■ Records shown

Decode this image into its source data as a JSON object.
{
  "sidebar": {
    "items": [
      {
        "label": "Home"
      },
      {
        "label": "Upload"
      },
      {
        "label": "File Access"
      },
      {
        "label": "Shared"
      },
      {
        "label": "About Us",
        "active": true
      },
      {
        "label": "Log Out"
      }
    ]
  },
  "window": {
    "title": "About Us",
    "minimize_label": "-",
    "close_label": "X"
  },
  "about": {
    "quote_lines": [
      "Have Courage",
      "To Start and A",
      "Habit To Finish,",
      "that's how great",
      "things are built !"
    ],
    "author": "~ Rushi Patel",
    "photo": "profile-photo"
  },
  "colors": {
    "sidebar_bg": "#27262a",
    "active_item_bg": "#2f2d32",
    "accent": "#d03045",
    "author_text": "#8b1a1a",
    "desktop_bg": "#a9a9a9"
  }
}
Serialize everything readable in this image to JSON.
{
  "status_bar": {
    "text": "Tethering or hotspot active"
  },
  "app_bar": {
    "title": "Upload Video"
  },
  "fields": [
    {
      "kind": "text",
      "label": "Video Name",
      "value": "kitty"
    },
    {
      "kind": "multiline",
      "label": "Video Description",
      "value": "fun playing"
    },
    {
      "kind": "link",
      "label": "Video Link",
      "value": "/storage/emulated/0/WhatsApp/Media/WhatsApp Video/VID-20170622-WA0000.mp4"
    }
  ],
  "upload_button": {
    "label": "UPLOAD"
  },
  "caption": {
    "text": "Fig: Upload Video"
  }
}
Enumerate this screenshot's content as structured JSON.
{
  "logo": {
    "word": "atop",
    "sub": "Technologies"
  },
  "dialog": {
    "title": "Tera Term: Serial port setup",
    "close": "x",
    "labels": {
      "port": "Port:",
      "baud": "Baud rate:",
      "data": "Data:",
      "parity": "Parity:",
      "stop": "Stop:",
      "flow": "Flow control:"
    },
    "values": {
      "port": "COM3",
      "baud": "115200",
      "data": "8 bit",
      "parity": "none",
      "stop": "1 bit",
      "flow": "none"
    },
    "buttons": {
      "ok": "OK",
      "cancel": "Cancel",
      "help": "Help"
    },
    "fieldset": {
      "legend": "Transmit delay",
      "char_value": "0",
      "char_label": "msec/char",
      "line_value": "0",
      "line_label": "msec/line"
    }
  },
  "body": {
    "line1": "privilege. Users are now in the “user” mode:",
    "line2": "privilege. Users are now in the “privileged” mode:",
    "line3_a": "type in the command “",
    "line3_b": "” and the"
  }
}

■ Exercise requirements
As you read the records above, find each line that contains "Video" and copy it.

■ Written solution
    "title": "Upload Video"
      "label": "Video Name",
      "label": "Video Description",
      "label": "Video Link",
      "value": "/storage/emulated/0/WhatsApp/Media/WhatsApp Video/VID-20170622-WA0000.mp4"
    "text": "Fig: Upload Video"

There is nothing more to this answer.